Ice Cred

by barbaragarn

People want to look like they know what they’re doing–even if they don’t.

In our hockey community, some people who care seek to develop (for want of a better definition), “ice cred.”

While most folks are out to have a good time and couldn’t care less what others think (beyond the standard “oh jeez he sent me a pass, hope I catch it so he’ll pass to me again”), some people are very, very eager to prove their hockey prowess. And it’s usually the folks who know the least about hockey–though understandably the most fervent to gain skills and be perceived as legitimized. I’m not talking about the average skater, I’m talking about the 10 percent who want SO BADLY for other people to think that they are awesome hockey players (even if they’re not).

Like anyone joining a new social group, people perceive hierarchies and try to emulate the leaders. In our case, these are the hockey veterans. Newbies copy their behaviors to learn hockey skills, but also to legitimize themselves.

I did it myself–when I started playing in 2002, all the “cool kids” wore mismatched socks. I thought that was something the cool, in-the-know hockey veterans did, so I did it too.
Yeah, I’m not proud, I cringe remembering this. I don’t know if other folks do this anymore (in retrospect this strikes me as rather piebald and juvenile), but I don’t do it any longer. If I’m wearing two different socks on the ice now, it means I forgot one.

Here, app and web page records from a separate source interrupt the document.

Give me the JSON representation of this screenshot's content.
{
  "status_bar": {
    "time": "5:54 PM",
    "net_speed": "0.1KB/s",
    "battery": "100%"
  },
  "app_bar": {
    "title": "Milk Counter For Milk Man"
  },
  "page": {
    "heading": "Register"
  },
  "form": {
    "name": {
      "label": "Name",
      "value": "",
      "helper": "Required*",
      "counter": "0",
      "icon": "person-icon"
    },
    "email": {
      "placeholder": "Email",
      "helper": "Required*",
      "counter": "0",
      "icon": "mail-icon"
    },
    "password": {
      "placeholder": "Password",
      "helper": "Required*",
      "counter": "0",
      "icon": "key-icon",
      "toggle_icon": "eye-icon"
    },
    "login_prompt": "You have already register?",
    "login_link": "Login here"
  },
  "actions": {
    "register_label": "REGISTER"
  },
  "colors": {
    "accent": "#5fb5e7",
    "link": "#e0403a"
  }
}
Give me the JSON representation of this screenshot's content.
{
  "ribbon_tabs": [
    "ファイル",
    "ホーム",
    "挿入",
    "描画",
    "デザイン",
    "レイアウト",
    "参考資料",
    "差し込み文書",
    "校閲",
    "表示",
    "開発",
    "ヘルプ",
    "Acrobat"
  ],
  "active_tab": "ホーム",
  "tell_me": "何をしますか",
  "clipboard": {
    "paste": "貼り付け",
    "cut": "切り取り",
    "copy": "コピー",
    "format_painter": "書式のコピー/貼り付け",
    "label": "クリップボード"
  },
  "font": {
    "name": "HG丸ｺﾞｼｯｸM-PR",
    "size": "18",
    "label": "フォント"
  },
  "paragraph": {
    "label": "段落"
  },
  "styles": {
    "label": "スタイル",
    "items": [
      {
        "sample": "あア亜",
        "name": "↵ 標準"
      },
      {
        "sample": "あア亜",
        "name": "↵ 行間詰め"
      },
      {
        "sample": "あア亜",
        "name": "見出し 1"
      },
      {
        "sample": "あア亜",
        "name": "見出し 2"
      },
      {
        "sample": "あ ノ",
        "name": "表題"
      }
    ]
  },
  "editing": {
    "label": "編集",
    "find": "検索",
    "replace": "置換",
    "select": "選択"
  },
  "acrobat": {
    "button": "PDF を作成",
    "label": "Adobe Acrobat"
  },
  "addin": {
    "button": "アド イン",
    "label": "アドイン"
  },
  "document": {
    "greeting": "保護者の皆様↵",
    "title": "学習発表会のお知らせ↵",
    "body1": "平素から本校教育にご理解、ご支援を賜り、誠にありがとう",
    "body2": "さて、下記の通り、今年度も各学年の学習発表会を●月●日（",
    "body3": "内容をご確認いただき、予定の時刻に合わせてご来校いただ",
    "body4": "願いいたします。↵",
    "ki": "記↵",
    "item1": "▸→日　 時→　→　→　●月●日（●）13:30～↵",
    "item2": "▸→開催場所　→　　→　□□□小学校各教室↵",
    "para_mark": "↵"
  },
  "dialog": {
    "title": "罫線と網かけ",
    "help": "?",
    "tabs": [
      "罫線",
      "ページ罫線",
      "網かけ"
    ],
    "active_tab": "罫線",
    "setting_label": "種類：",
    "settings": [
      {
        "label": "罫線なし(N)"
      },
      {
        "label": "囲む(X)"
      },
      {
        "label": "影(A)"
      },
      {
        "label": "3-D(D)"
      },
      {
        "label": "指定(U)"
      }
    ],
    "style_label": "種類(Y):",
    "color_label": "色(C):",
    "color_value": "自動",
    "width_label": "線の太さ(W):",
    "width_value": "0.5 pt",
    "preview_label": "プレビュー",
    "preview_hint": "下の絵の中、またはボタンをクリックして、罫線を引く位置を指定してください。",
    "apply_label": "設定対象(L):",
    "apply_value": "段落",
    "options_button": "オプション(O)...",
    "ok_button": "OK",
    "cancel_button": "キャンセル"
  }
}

What are some other ways some beginners seek to legitimize their ice cred and emulate more experienced players?

I always have to laugh when I see a level 1 or 2 player who has changed in his full cage for a half shield. It’s what the cool kids up in JMS L5 or the AHA’s Elite Tier wear, so newbies emulate the behavior. What the lower level players don’t realize is that those guys are in control of their sticks, they know how to skate and they’re at much less risk than the levels where folks are learning control.

It’s not a smart move to switch to the drastically reduced protection of a half shield unless you’re a very very skilled player–and even then I’ve seen too many broken teeth, sliced lips, etc. Is it cool to have your face covered in stitches and scars two months in to your hockey career?

Another thing I’ve noticed is how players anxious to “prove” their prowess will make a big show out of missing a shot. This is kind of funny–the REAL skilled players shrug it off; he’s made that shot a hundred times, he missed once, so what? He knows he’ll make the shot next time.

But the person new to hockey and concerned about perception wants SO BADLY for people to see him as an experienced player, to value his “ice cred.” If he can’t make the shot, he has to show his prowess in some other way. Bang a stick on the ice and holler and show everyone how frustrated you are, right? Nope, this just shows that you haven’t played long enough to be phlegmatic about the vicissitudes of hockey.

And then there’s the lecturing. Sometimes people want so desperately to feel they “belong,” to get that valuable “ice cred,” don’t have the skills to get where they want, so they use words.

And sadly, it’s often the people with the least experience who are so very, very eager to tell others what to do (on the ice or in other hockey venues). It’s frustrating; these people don’t understand that they’re achieving the opposite of what they want.
By constantly telling other players what to do, they’re only highlighting their lack of expertise, instead of hiding it. I know, I did this too when I started. I cringe again remembering the many lectures I gave in the first months when I was stumbling around on the ice and learning hockey. I should have heeded Ben Franklin: ‘Tis better to be thought a fool than to open your mouth and remove all doubt.”
These days when someone asks me for advice, I’m almost embarrassed. I preface my comments by saying, “I think…” and concluding with “but that’s just my view.” I don’t want to be a monolith; I’m atoning for my previous presumptions.

To a certain extent, I guess lecturing other people about one’s newfound passion is part of the beginner hockey experience, fine. It’s a component of the skater maturation process and I think most folks grow out of the coping behavior once they gain more self confidence, abandoning it when they realize how silly it looks. Because once other skaters are savvy enough to judge for themselves what is “ice cred” and what’s not, they realize that actions show skills and experience. Not gear choices, not words.

I’ve been running JMS since 2003. There’s always something more to learn, and I’m thankful for the many folks with more experience who responded to my requests and helped make the program function as a parity-based hockey organization. Their input helped shape the online assessment survey and the captains program to ensure balanced skate sessions.

Beginners are beginners, and sometimes part of the growing process is trying to be like the cool folks with more experience. I’m sure people gritted their teeth at me just as I do when I see novices emulating legitimizing behaviors today… and in a few years, those people will be rolling their eyes at the next crop of half-shield wearing folks who can barely skate, lecturing loudly to anyone who will listen.